Published 15/07/2011 | 04:33
Hundreds of classroom assistants will receive their holiday pay next month - after the Belfast Telegraph highlighted a blunder which could have left them waiting up to seven weeks.
Earlier this week it emerged the South Eastern Education and Library Board had written to teaching support staff informing them that it would be September 2 before payments were made - a week after they return to work.
However, after the blunder was highlighted by this newspaper, a series of meetings were held by the board and yesterday it emerged the problem has been resolved.
In a statement to the Belfast Telegraph yesterday, the SEELB said: "Following a number of meetings which the chief executive had this morning with staff from the payroll, human resources and finance departments of the SEELB, arrangements are being put in place to ensure that affected staff will receive a payment on August 5 as originally scheduled.
"Should there be any remaining balance this will be paid to staff on September 2."
Its chief executive, Stanton Sloan, said he had cancelled leave to sort out the matter.
"People not getting paid is a serious matter and I treat it very seriously," he said.
"I am endeavouring to have the matter resolved and to make a payment to staff by August 5."
The chaos was sparked when the board's human resources department sent out letters after classroom assistants discovered the error.
The letters advised recipients that "due to unforeseen circumstances" the payment of term time annual leave would be delayed.
It added: "Please accept our sincere apologies for any inconvenience this may cause."
The SEELB's chief administrative officer Nicky McBride, who was aware of the blunder, was on annual leave in Calgary, Canada, when the Belfast Telegraph contacted him.
Trade union Nipsa, which represents many of the classroom assistants, had said people relied on the payments to pay mortgages and bills.
"The board's attitude that classroom assistants will have to wait until September 2 for money they are entitled to is not good enough," a spokesman had said.
The shambles was brought to the attention of Education Minister John O'Dowd, who described it as "totally unacceptable".
Classroom assistants provide educational support and care of pupils in schools.
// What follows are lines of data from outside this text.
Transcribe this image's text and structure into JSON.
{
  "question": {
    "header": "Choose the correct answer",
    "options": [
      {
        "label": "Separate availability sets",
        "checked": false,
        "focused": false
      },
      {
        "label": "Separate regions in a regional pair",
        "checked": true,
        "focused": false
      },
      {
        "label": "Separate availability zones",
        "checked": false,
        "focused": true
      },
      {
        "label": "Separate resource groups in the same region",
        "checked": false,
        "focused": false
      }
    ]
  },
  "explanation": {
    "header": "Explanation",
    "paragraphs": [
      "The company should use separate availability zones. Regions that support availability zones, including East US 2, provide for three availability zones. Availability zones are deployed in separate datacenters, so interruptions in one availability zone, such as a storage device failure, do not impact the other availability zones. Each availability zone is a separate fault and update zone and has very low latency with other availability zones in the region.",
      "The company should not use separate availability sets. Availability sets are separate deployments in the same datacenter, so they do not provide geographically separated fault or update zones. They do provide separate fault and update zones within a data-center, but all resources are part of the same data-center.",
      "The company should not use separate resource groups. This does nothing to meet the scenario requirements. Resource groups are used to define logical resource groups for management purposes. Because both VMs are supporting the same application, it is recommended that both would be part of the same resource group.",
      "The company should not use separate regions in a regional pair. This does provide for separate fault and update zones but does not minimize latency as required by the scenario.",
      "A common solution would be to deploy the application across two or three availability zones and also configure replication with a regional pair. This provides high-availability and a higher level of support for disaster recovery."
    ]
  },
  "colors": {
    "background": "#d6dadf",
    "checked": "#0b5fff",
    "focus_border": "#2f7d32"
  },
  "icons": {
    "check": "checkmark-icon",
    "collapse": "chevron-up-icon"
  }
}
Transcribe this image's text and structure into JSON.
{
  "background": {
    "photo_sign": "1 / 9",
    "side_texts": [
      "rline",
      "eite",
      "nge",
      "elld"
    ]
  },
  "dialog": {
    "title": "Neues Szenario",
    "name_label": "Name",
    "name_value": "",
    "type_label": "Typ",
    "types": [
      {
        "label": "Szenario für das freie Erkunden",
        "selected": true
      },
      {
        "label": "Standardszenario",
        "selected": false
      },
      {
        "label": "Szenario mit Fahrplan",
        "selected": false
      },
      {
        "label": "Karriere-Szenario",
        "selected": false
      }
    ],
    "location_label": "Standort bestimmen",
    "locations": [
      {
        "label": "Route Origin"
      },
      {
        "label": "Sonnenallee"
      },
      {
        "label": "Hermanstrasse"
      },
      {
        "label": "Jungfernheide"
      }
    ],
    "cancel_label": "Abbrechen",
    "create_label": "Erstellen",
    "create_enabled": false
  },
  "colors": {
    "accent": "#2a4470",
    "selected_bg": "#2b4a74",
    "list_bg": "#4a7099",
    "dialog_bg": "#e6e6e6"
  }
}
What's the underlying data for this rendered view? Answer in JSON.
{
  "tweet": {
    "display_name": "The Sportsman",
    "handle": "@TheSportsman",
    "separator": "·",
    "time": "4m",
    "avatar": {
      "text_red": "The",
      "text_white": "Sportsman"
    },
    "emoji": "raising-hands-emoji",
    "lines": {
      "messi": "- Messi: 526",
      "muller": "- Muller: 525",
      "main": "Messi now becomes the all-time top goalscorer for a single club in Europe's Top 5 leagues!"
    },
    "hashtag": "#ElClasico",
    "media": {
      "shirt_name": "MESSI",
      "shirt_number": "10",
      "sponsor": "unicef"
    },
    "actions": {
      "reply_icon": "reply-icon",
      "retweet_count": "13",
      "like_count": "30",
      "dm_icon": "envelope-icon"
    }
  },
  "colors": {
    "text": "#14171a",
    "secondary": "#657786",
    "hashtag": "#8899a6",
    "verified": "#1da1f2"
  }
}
The starting salary for a classroom assistant working 36 hours a week is around £12,000. However, it is higher for those who work with children with special educational needs. There are more than 7,000 classroom assistants in Northern Ireland.